= Task brief =
Pick out all lines with the word "Partition" from the records that follow.

= Component data from apps and pages =

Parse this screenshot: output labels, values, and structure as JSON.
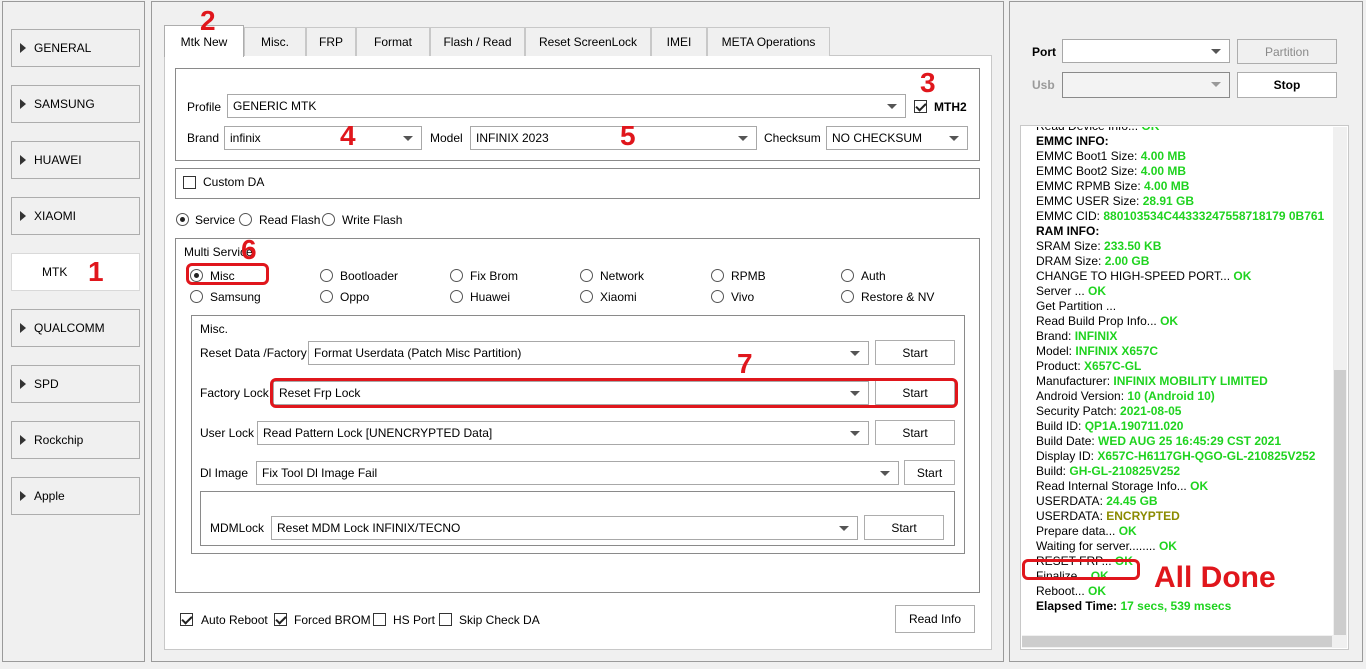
{
  "sidebar": {
    "items": [
      {
        "label": "GENERAL",
        "active": false
      },
      {
        "label": "SAMSUNG",
        "active": false
      },
      {
        "label": "HUAWEI",
        "active": false
      },
      {
        "label": "XIAOMI",
        "active": false
      },
      {
        "label": "MTK",
        "active": true
      },
      {
        "label": "QUALCOMM",
        "active": false
      },
      {
        "label": "SPD",
        "active": false
      },
      {
        "label": "Rockchip",
        "active": false
      },
      {
        "label": "Apple",
        "active": false
      }
    ]
  },
  "tabs": [
    "Mtk New",
    "Misc.",
    "FRP",
    "Format",
    "Flash / Read",
    "Reset ScreenLock",
    "IMEI",
    "META Operations"
  ],
  "profile": {
    "profile_label": "Profile",
    "profile_value": "GENERIC MTK",
    "mth2_label": "MTH2",
    "mth2_checked": true,
    "brand_label": "Brand",
    "brand_value": "infinix",
    "model_label": "Model",
    "model_value": "INFINIX 2023",
    "checksum_label": "Checksum",
    "checksum_value": "NO CHECKSUM"
  },
  "custom_da": {
    "label": "Custom DA",
    "checked": false
  },
  "mode": {
    "options": [
      "Service",
      "Read Flash",
      "Write Flash"
    ],
    "selected": "Service"
  },
  "multi_service": {
    "title": "Multi Service",
    "row1": [
      "Misc",
      "Bootloader",
      "Fix Brom",
      "Network",
      "RPMB",
      "Auth"
    ],
    "row2": [
      "Samsung",
      "Oppo",
      "Huawei",
      "Xiaomi",
      "Vivo",
      "Restore & NV"
    ],
    "selected": "Misc"
  },
  "misc": {
    "title": "Misc.",
    "reset_label": "Reset Data /Factory",
    "reset_value": "Format Userdata (Patch Misc Partition)",
    "factory_label": "Factory Lock",
    "factory_value": "Reset Frp Lock",
    "user_label": "User Lock",
    "user_value": "Read Pattern Lock [UNENCRYPTED Data]",
    "dl_label": "Dl Image",
    "dl_value": "Fix Tool Dl Image Fail",
    "mdm_label": "MDMLock",
    "mdm_value": "Reset MDM Lock INFINIX/TECNO",
    "start_label": "Start"
  },
  "bottom": {
    "auto_reboot": "Auto Reboot",
    "forced_brom": "Forced BROM",
    "hs_port": "HS Port",
    "skip_check_da": "Skip Check DA",
    "read_info": "Read Info"
  },
  "right": {
    "port_label": "Port",
    "usb_label": "Usb",
    "partition_label": "Partition",
    "stop_label": "Stop"
  },
  "log": [
    [
      {
        "t": "Read Device Info... ",
        "c": ""
      },
      {
        "t": "OK",
        "c": "g"
      }
    ],
    [
      {
        "t": "EMMC INFO:",
        "c": "b"
      }
    ],
    [
      {
        "t": "EMMC Boot1 Size: ",
        "c": ""
      },
      {
        "t": "4.00 MB",
        "c": "g"
      }
    ],
    [
      {
        "t": "EMMC Boot2 Size: ",
        "c": ""
      },
      {
        "t": "4.00 MB",
        "c": "g"
      }
    ],
    [
      {
        "t": "EMMC RPMB Size: ",
        "c": ""
      },
      {
        "t": "4.00 MB",
        "c": "g"
      }
    ],
    [
      {
        "t": "EMMC USER Size: ",
        "c": ""
      },
      {
        "t": "28.91 GB",
        "c": "g"
      }
    ],
    [
      {
        "t": "EMMC CID: ",
        "c": ""
      },
      {
        "t": "880103534C44333247558718179 0B761",
        "c": "g"
      }
    ],
    [
      {
        "t": "RAM INFO:",
        "c": "b"
      }
    ],
    [
      {
        "t": "SRAM Size: ",
        "c": ""
      },
      {
        "t": "233.50 KB",
        "c": "g"
      }
    ],
    [
      {
        "t": "DRAM Size: ",
        "c": ""
      },
      {
        "t": "2.00 GB",
        "c": "g"
      }
    ],
    [
      {
        "t": "CHANGE TO HIGH-SPEED PORT... ",
        "c": ""
      },
      {
        "t": "OK",
        "c": "g"
      }
    ],
    [
      {
        "t": "Server ... ",
        "c": ""
      },
      {
        "t": "OK",
        "c": "g"
      }
    ],
    [
      {
        "t": "Get Partition ...",
        "c": ""
      }
    ],
    [
      {
        "t": "Read Build Prop Info... ",
        "c": ""
      },
      {
        "t": "OK",
        "c": "g"
      }
    ],
    [
      {
        "t": " Brand: ",
        "c": ""
      },
      {
        "t": "INFINIX",
        "c": "g"
      }
    ],
    [
      {
        "t": " Model: ",
        "c": ""
      },
      {
        "t": "INFINIX X657C",
        "c": "g"
      }
    ],
    [
      {
        "t": " Product: ",
        "c": ""
      },
      {
        "t": "X657C-GL",
        "c": "g"
      }
    ],
    [
      {
        "t": " Manufacturer: ",
        "c": ""
      },
      {
        "t": "INFINIX MOBILITY LIMITED",
        "c": "g"
      }
    ],
    [
      {
        "t": " Android Version: ",
        "c": ""
      },
      {
        "t": "10 (Android 10)",
        "c": "g"
      }
    ],
    [
      {
        "t": " Security Patch: ",
        "c": ""
      },
      {
        "t": "2021-08-05",
        "c": "g"
      }
    ],
    [
      {
        "t": " Build ID: ",
        "c": ""
      },
      {
        "t": "QP1A.190711.020",
        "c": "g"
      }
    ],
    [
      {
        "t": " Build Date: ",
        "c": ""
      },
      {
        "t": "WED AUG 25 16:45:29 CST 2021",
        "c": "g"
      }
    ],
    [
      {
        "t": " Display ID: ",
        "c": ""
      },
      {
        "t": "X657C-H6117GH-QGO-GL-210825V252",
        "c": "g"
      }
    ],
    [
      {
        "t": " Build: ",
        "c": ""
      },
      {
        "t": "GH-GL-210825V252",
        "c": "g"
      }
    ],
    [
      {
        "t": "Read Internal Storage Info... ",
        "c": ""
      },
      {
        "t": "OK",
        "c": "g"
      }
    ],
    [
      {
        "t": "USERDATA: ",
        "c": ""
      },
      {
        "t": "24.45 GB",
        "c": "g"
      }
    ],
    [
      {
        "t": "USERDATA: ",
        "c": ""
      },
      {
        "t": "ENCRYPTED",
        "c": "o"
      }
    ],
    [
      {
        "t": "Prepare data... ",
        "c": ""
      },
      {
        "t": "OK",
        "c": "g"
      }
    ],
    [
      {
        "t": "Waiting for server........ ",
        "c": ""
      },
      {
        "t": "OK",
        "c": "g"
      }
    ],
    [
      {
        "t": "RESET FRP... ",
        "c": ""
      },
      {
        "t": "OK",
        "c": "g"
      }
    ],
    [
      {
        "t": "Finalize... ",
        "c": ""
      },
      {
        "t": "OK",
        "c": "g"
      }
    ],
    [
      {
        "t": "Reboot... ",
        "c": ""
      },
      {
        "t": "OK",
        "c": "g"
      }
    ],
    [
      {
        "t": "Elapsed Time: ",
        "c": "b"
      },
      {
        "t": "17 secs, 539 msecs",
        "c": "g"
      }
    ]
  ],
  "annotations": {
    "n1": "1",
    "n2": "2",
    "n3": "3",
    "n4": "4",
    "n5": "5",
    "n6": "6",
    "n7": "7",
    "all_done": "All Done"
  },
  "colors": {
    "annotation": "#e0161c",
    "ok": "#1fd31f",
    "encrypted": "#8b8b00"
  }
}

= Your response =
    "reset_value": "Format Userdata (Patch Misc Partition)",
    "partition_label": "Partition",
        "t": "Get Partition ...",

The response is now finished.